DATA LISTING:
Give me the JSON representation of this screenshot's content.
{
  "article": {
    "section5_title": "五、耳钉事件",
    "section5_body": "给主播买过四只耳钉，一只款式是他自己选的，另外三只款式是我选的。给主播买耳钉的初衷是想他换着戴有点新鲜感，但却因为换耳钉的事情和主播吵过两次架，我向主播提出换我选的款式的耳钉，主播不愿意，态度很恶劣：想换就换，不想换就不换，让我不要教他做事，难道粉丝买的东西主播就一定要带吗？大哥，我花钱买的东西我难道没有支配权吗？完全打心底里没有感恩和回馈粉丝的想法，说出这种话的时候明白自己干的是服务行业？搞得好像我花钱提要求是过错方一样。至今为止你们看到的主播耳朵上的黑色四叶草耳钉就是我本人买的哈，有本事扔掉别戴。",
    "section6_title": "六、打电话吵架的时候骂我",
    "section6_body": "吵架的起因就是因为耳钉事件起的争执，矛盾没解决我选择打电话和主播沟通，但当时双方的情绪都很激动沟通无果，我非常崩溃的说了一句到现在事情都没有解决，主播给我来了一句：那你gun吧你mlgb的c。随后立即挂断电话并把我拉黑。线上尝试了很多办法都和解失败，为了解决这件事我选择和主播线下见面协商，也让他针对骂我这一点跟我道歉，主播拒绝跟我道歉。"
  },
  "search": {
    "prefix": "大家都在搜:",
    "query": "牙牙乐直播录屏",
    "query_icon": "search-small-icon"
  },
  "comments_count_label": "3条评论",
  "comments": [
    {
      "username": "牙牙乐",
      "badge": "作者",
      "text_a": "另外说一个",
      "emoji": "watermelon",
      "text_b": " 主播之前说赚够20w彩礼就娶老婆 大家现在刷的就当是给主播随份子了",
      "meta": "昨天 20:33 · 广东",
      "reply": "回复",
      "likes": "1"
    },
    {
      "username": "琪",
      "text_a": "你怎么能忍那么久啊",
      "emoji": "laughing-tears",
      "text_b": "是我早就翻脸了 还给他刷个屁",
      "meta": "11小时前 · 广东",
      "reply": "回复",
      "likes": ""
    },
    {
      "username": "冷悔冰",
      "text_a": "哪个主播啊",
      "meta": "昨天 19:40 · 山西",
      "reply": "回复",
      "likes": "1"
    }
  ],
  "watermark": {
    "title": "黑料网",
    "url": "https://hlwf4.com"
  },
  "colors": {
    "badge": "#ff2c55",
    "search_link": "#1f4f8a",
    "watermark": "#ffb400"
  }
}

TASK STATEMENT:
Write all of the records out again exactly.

YOUR RESPONSE:
Give me the JSON representation of this screenshot's content.
{
  "article": {
    "section5_title": "五、耳钉事件",
    "section5_body": "给主播买过四只耳钉，一只款式是他自己选的，另外三只款式是我选的。给主播买耳钉的初衷是想他换着戴有点新鲜感，但却因为换耳钉的事情和主播吵过两次架，我向主播提出换我选的款式的耳钉，主播不愿意，态度很恶劣：想换就换，不想换就不换，让我不要教他做事，难道粉丝买的东西主播就一定要带吗？大哥，我花钱买的东西我难道没有支配权吗？完全打心底里没有感恩和回馈粉丝的想法，说出这种话的时候明白自己干的是服务行业？搞得好像我花钱提要求是过错方一样。至今为止你们看到的主播耳朵上的黑色四叶草耳钉就是我本人买的哈，有本事扔掉别戴。",
    "section6_title": "六、打电话吵架的时候骂我",
    "section6_body": "吵架的起因就是因为耳钉事件起的争执，矛盾没解决我选择打电话和主播沟通，但当时双方的情绪都很激动沟通无果，我非常崩溃的说了一句到现在事情都没有解决，主播给我来了一句：那你gun吧你mlgb的c。随后立即挂断电话并把我拉黑。线上尝试了很多办法都和解失败，为了解决这件事我选择和主播线下见面协商，也让他针对骂我这一点跟我道歉，主播拒绝跟我道歉。"
  },
  "search": {
    "prefix": "大家都在搜:",
    "query": "牙牙乐直播录屏",
    "query_icon": "search-small-icon"
  },
  "comments_count_label": "3条评论",
  "comments": [
    {
      "username": "牙牙乐",
      "badge": "作者",
      "text_a": "另外说一个",
      "emoji": "watermelon",
      "text_b": " 主播之前说赚够20w彩礼就娶老婆 大家现在刷的就当是给主播随份子了",
      "meta": "昨天 20:33 · 广东",
      "reply": "回复",
      "likes": "1"
    },
    {
      "username": "琪",
      "text_a": "你怎么能忍那么久啊",
      "emoji": "laughing-tears",
      "text_b": "是我早就翻脸了 还给他刷个屁",
      "meta": "11小时前 · 广东",
      "reply": "回复",
      "likes": ""
    },
    {
      "username": "冷悔冰",
      "text_a": "哪个主播啊",
      "meta": "昨天 19:40 · 山西",
      "reply": "回复",
      "likes": "1"
    }
  ],
  "watermark": {
    "title": "黑料网",
    "url": "https://hlwf4.com"
  },
  "colors": {
    "badge": "#ff2c55",
    "search_link": "#1f4f8a",
    "watermark": "#ffb400"
  }
}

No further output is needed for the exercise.